Conditional probability thing

#1
I'm just trying to wrap my head around this...

Prob (A) = stop at 1st light = .4
Prob (B) = stop at 2nd light = .3
Prob (A and B) = .15

Whats the probability of stopping at just one light?
.4 x.7 + .6 x .3 = .46 but a Venn tells me it's .4

Probability of stopping at only first light?
.4 x .7 = .28 but a venn tells me it's .25

I know this has to do with the fact that they aren't independent events. I believe the correct answers are .46 and .25. Why use the venn in one and not the other?

Thanks!
 
#2
Interesting enough, for the first question, if I add (.15x.15) + (.15x.25) to the .4 from the venn, it turns my .4 to the correct .46... an explanation of that would be a bonus!
 
#5
Thanks for responding. I'm a tutor (stats aren't my specialty, but I dabble) and my student's book said .46 for stopping at only 1 of the 2 lights and .25 for stopping at only the first light.
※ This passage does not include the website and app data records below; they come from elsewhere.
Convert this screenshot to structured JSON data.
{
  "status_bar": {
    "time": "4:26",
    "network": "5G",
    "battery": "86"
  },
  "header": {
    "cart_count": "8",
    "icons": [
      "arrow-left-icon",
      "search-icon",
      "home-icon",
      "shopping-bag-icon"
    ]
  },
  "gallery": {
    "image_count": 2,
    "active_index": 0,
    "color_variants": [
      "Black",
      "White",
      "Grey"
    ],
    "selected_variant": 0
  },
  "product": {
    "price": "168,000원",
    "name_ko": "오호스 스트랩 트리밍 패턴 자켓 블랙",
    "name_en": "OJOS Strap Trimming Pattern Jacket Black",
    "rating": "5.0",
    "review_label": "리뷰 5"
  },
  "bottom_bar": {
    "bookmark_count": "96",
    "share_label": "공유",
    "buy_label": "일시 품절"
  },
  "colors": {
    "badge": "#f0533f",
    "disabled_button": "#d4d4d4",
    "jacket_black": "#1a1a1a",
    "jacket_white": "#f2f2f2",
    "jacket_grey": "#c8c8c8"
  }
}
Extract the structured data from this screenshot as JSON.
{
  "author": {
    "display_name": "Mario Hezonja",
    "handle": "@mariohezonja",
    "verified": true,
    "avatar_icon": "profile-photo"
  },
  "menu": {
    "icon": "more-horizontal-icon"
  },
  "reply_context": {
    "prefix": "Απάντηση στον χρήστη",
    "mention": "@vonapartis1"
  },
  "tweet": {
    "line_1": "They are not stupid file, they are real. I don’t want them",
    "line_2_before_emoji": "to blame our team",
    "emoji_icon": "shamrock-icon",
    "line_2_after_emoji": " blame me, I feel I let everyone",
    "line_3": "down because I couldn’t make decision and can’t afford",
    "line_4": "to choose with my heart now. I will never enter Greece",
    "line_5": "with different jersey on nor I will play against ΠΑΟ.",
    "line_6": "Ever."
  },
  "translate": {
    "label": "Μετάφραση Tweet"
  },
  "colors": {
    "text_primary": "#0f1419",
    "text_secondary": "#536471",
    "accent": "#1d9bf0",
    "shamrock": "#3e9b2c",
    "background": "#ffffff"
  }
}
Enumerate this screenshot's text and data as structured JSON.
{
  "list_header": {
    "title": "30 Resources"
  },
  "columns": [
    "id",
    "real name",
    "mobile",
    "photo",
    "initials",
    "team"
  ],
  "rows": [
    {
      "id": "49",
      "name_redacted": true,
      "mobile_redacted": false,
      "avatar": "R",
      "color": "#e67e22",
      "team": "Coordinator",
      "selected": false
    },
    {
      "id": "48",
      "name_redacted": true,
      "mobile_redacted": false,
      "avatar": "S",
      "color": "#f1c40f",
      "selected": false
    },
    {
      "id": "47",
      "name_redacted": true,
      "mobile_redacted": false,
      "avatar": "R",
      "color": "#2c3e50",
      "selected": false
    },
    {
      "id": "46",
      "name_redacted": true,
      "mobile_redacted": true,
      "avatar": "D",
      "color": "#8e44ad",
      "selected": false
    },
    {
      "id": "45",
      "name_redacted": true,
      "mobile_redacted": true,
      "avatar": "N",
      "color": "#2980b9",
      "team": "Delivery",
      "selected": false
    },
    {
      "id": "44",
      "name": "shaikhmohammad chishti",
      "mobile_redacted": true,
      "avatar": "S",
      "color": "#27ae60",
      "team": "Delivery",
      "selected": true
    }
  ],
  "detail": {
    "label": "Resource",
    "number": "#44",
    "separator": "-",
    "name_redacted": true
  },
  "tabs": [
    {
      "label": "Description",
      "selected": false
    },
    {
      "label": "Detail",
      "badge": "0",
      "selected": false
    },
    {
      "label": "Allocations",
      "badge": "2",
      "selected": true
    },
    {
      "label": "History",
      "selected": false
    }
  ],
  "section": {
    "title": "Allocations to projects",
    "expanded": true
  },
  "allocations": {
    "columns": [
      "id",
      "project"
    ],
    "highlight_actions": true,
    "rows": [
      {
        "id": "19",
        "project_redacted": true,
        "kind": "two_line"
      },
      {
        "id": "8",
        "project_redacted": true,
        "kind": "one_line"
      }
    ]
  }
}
Based on your input OBH, it sounds like that .46 is a mistake. A venn or the correct, non-independent events formula says its .4
 

obh

Well-Known Member
#6
Hi Yoyomccutch,

If I understand correctly the question I would go for the Ven.
Did they write in the question anything about independence?
You may send a question to the book author ...
 

obh

Well-Known Member
#8
They don't need to - the probabilities imply that the events aren't independent.
That what I proved before , but we didn't read the question ourself , from my experience most of the mistakes happened when you don't read the question correctly.
 

Dason

Ambassador to the humans
#9
I mean sure. But I find it highly unlikely that somebody would copy the probabilities incorrectly in such a way that some of the answers still worked out correctly.
 

obh

Well-Known Member
#10
I mean sure. But I find it highly unlikely that somebody would copy the probabilities incorrectly in such a way that some of the answers still worked out correctly.
Per my understanding, the correct answers are not in the book ...so they might mean independent events. anyway it doesn't matter